Researchers have long been interested in mimicry in children – especially infants – but they mostly investigated how infants mimic others’ actions. A new study that’s just been published looked at the effects that being mimicked has on infants.

What They Did

In a brilliant twist on regular mimicking studies, Malinda Carpenter and her colleagues randomly assigned babies (18-month-olds) to a mimicked and a non-mimicked group. In the mimicked group, the experimenter spent a few minutes following the baby around and mimicking their actions (stretching, sitting, running around, etc.). In the non-mimicked group (the control group) the experimenter spent the same amount of time not mimicking the babies. That is, for every action the baby did, the experimenter did a different action (sitting when the baby stood up, stretching up when the baby bended to pick something up, etc.). So the difference between the groups was only whether they were mimicked or not, with the experimenter-baby interaction carefully controlled (I love it when researchers carefully control other variables. It makes me happy).

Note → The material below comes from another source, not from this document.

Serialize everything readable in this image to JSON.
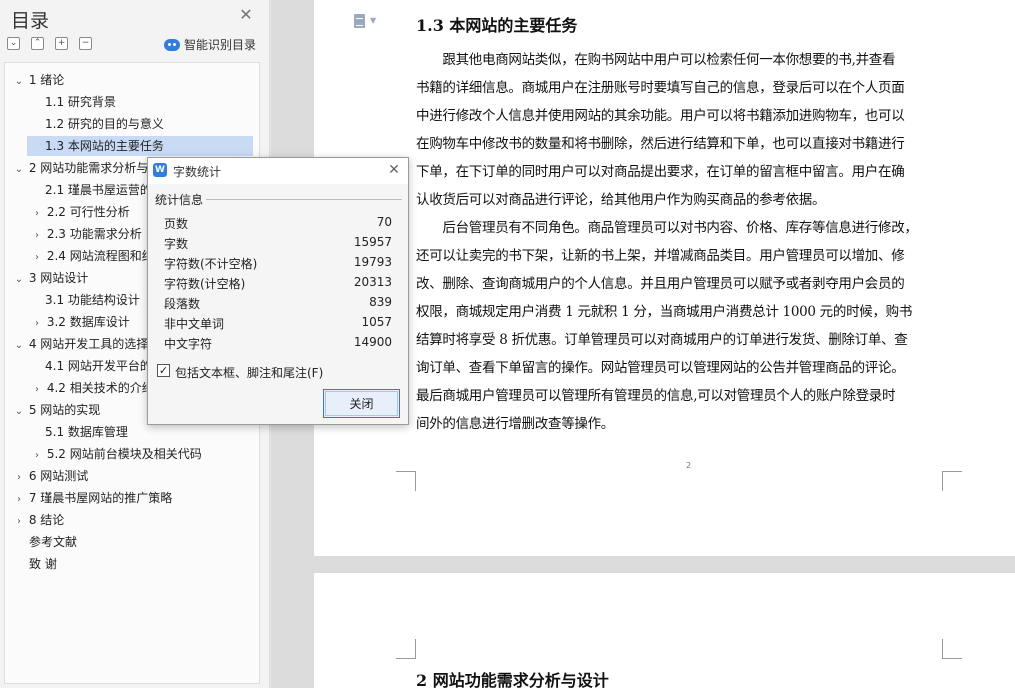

After the “set-up” stage, they started the test phase. The experimenter (either the same one who mimicked the kids or a different one) “accidentally dropped” some sticks, and the researchers recorded whether the babies helped her gather her sticks back into the box (I wrote about a similar procedure here). Then she took the box to a cupboard but couldn’t open the cupboard door since her hands were full. The researchers recorded whether the babies helped her open the door.

What They Found

Interestingly, they found that babies that were mimicked were significantly more likely to help both the experimenter who mimicked them and the experimenter who didn’t mimic them. In other words, babies who were mimicked showed more pro-social behaviour and were generally more helpful. This experiment, by the way, is a replication of an experiment that found similar results with adults.

What It Means

First, this sounds like a fantastic way to get your toddler to cooperate! Just mimic them a bit before you ask them to do something. I’m definitely trying this with my own little rebellious devil (also known as my 2-year-old daughter). Another interesting implication is that this puts our natural tendency to mimic other people in a whole new light. If this exists in babies, there must be some innate roots, which means that we are wired to respond more helpfully to people (or creatures) who we think of as similar to us – who behave like us. Definitely food for thought.

@2015 - Gal Podjarny